Ankyloglossia & speech delay? • Review of the evidence • No evidence for ankyloglossia and speech/language delay • Moderate evidence for moderate-severe ankyloglossia and articulation problems • Lingual frenulum will recede by 6 years of age in majority of children therefore may observe conservatively
Case #7 • ‘G’ is a healthy 3 year-old boy presenting for WCC. Mom has had trouble getting him to sleep throughout the night b/c he still wakes for his bottle. On exam you are presented with the following:
Dental caries - Epidemiology • The MOST common chronic disease in children • 18% in 2-4 year olds 67% in 12-17 year olds • Higher in certain ethnic groups • Common in < 3 year-olds due to • Primary teeth are thinner than permanent teeth • Teeth that erupt 1st are less protected by saliva
Extrinsic factors Dyes in foods (coffee), cigarettes… Medications (tetracyclines, anticholinergics) Metals (iron, lead) Trauma Intrinsic factors Hyperbilirubinemia Poryphyria Differential diagnosis of discolored teeth Tetracycline discoloration
Dental caries - Management • Remove plaque and decayed teeth • PREVENTION, PREVENTION, PREVENTION! • Oral hygiene • Limit substrate (carbohydrates) • Fluoride
Preventive – Dental Home • Beginning at 6-mo pediatricians should: • Assess mother’s oral health. • Assess oral health risks* • Examine mouth/teeth and recognize signs/symptoms of caries. • Assess child’s exposure to fluoride. • *Send high-risk patients to dentist sooner
Case #7 continued… • Mom asks if this could have been prevented if she had given him a vitamin. Her friend is giving her child supplemental fluoride, but you never prescribed this for her. Why?

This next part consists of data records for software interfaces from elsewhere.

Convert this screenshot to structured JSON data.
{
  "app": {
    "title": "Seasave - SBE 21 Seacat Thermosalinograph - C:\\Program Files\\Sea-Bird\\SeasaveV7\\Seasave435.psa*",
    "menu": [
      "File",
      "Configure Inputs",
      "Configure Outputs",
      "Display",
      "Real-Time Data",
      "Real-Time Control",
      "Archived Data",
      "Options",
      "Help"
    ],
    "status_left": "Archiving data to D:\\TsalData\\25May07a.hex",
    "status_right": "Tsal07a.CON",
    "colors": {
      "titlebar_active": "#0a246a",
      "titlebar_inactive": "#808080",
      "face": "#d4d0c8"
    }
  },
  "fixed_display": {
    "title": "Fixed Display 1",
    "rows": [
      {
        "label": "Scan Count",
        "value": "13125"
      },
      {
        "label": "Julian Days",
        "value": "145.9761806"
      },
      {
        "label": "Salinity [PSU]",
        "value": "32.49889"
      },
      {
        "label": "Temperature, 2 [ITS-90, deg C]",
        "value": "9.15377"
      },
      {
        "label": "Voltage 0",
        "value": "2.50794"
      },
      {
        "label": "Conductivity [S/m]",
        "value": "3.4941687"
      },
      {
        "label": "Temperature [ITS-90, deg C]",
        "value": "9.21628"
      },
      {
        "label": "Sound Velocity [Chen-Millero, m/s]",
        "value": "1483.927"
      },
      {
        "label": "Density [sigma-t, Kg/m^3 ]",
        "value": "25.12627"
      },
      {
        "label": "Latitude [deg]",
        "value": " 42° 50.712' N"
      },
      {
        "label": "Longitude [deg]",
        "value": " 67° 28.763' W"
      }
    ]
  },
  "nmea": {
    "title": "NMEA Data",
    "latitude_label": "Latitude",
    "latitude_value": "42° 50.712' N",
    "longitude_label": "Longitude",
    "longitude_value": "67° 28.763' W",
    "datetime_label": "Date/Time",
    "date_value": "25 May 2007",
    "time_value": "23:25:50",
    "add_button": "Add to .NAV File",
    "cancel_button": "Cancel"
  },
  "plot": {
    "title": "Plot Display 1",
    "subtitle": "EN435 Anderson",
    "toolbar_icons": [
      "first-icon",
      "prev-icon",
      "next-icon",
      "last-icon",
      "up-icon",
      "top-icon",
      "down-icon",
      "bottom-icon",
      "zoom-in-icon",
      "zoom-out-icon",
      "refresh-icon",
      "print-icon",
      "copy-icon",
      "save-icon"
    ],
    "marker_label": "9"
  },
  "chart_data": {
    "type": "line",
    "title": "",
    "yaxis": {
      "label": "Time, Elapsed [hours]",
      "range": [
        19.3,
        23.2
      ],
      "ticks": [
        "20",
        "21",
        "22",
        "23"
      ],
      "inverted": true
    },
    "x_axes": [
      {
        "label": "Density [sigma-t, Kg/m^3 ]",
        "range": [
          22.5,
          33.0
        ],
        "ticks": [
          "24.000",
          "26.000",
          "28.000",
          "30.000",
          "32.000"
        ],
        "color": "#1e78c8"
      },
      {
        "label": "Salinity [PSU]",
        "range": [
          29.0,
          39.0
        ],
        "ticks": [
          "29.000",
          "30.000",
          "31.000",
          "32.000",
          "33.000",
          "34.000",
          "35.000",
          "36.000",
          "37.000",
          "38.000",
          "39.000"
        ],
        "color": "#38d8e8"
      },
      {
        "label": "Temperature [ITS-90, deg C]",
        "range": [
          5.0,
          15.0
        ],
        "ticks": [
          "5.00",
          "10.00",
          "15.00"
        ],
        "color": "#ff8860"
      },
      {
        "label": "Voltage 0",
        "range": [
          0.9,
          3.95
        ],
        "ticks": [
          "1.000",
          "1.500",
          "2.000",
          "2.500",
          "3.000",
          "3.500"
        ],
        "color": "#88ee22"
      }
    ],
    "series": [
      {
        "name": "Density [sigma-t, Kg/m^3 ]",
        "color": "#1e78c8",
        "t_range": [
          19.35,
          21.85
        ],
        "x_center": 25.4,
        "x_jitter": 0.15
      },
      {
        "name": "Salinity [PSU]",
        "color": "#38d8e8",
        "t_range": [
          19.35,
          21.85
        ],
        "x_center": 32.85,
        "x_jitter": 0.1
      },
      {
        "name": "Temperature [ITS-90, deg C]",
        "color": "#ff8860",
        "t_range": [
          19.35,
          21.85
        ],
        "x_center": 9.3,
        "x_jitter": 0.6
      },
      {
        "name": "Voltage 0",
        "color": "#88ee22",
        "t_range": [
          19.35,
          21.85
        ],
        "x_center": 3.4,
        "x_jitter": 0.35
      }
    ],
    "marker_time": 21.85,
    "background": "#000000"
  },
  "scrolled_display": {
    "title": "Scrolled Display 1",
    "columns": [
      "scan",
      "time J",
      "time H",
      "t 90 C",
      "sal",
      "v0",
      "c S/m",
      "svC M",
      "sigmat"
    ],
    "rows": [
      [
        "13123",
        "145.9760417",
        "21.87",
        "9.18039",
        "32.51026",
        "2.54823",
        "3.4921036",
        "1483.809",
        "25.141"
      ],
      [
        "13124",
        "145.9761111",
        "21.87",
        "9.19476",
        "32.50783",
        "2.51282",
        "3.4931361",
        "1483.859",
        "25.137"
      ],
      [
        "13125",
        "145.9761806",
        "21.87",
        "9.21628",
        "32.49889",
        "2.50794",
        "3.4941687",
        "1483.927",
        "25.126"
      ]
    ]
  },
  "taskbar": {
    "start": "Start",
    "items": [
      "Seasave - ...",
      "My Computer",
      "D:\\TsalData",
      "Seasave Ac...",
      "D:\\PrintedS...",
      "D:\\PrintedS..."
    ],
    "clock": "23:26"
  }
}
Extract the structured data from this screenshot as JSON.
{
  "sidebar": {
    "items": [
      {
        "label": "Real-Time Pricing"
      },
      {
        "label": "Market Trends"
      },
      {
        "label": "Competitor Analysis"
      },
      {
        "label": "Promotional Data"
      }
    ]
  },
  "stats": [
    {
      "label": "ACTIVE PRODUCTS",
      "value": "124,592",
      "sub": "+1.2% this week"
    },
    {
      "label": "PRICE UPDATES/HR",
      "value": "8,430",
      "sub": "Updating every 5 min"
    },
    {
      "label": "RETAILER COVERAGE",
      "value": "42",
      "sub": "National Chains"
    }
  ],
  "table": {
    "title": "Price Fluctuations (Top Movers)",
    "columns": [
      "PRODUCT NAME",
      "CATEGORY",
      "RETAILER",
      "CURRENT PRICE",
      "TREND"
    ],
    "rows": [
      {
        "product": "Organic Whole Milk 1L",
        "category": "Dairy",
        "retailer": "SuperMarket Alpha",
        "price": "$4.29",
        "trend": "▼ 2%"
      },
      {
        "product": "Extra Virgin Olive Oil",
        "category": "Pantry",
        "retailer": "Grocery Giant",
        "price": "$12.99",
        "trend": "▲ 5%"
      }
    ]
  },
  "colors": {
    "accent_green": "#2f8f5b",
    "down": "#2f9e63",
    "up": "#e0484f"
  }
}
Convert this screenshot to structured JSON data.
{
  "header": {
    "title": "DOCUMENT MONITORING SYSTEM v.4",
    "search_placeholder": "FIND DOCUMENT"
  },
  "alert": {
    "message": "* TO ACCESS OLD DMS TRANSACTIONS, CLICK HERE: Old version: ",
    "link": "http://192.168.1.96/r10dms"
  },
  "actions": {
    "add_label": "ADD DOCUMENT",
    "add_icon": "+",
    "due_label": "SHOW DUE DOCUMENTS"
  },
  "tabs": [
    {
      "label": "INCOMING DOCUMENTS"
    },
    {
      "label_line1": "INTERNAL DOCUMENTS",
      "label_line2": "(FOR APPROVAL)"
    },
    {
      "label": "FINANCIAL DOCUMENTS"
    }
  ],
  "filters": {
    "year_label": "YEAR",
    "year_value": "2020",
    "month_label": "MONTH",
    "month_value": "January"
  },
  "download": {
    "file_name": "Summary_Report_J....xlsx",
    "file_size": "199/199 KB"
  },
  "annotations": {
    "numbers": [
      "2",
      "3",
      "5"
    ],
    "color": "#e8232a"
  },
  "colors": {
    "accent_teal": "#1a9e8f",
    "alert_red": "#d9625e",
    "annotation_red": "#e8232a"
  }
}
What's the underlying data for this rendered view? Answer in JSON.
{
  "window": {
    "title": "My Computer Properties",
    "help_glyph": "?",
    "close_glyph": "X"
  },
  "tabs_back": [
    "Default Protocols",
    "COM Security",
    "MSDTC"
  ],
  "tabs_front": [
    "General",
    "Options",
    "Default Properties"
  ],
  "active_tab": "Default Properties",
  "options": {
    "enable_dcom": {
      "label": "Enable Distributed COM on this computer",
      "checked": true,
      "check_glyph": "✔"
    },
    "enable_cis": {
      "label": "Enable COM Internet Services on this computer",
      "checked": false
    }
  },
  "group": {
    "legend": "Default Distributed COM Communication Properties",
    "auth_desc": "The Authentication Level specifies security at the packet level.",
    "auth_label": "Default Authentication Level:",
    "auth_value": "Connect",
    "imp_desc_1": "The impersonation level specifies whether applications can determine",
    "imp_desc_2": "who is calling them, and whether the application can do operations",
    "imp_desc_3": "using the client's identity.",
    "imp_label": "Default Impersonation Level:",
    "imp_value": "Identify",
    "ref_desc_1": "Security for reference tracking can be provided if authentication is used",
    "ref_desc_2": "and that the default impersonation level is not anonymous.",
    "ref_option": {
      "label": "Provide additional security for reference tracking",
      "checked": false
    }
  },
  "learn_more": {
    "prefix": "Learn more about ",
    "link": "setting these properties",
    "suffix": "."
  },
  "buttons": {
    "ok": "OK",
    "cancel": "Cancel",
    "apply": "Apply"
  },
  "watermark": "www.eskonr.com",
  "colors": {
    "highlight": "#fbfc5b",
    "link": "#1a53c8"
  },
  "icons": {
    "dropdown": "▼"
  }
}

Fluoride • Anti-cariogenic • Decreases demineralization by • combining into & strengthening enamel • decreasing production of acid from bacteria • Present in 2/3 of all US public water supplies (http://apps.nccd.cdc.gov/MWF/Index.asp) and most toothpastes • Supplement if low fluoride levels in water supply, or child doesn’t drink water
Case #8 • You’re in the ED and are presented with ‘H’, a 5 year-old boy who comes in with his front tooth in a cup of salt water. It fell out when he was hit in the face during a baseball game.
Dental trauma • Were these likely his primary or secondary teeth? • What should you do with the patient? The tooth?
Dental trauma - management • Don’t forget to assess for head trauma • Call OMF surgery early • Utility of preserving the avulsed tooth? • Avulsed primary teeth should NOT be reimplanted • Avulsed permanent teeth should be re-implanted STAT (before 15 minutes) or stored in cold milk until they can be restored
Case #9 • ‘I’ is a 12 year-old girl with no significant past medical history. She sucks her thumb, and her mother is asking your opinion about obtaining braces for the following problem:
Malocclusion • Causes: • Hereditary • Behaviors (bottles, pacifiers and thumb sucking esp. beyond 5 yrs.) • Treatment: • Mostly cosmetic • Orthodontist referral best if early
Case #10 • ‘J’ is a 14 year-old girl who is preparing for her quinceañera. She asks you whether there is any “downside” to using teeth whiteners, and whether you could recommend a whitening method. What do you tell her?
Tooth whiteners? • Lee SS et al. • Recent review of tooth whitening in children • Conclusions: • 30-50% of patients experience gingival irritation (increased in children) • Excessive peroxide exposure can cause pulpal/root damage esp. in < 18 year olds • Whitening during mixed dentition will result in uneven results Lee SS et al. Pediatric Dentistry. 2005 Sep-Oct;27(5):362-8
References • MAIN: • Website AAP Health Topics, Oral Health: www.aap.org/healthtopics/oralhealth.cfm • Preventive Oral Health Intervention for Pediatricians. Pediatrics 2008;122:1387-1394 • OTHER: • Natal Teeth A Review: J Natl Med Assoc. 2006 Feb. 98(2):226-8 • Delayed Tooth Eruption: Am J OrthodDentofacialOrthop. 2004 Oct. 126(4):432-45 • Fever & Teething: Archives of Disease in Childhood. 2007. 92:266 • Ankyloglossia: J Paediatr Child Health 2005 May-Jun. 41(5-6):246-50 • Fluoride content in various water sources: http://apps.nccd.cdc.gov/MWF/Index.asp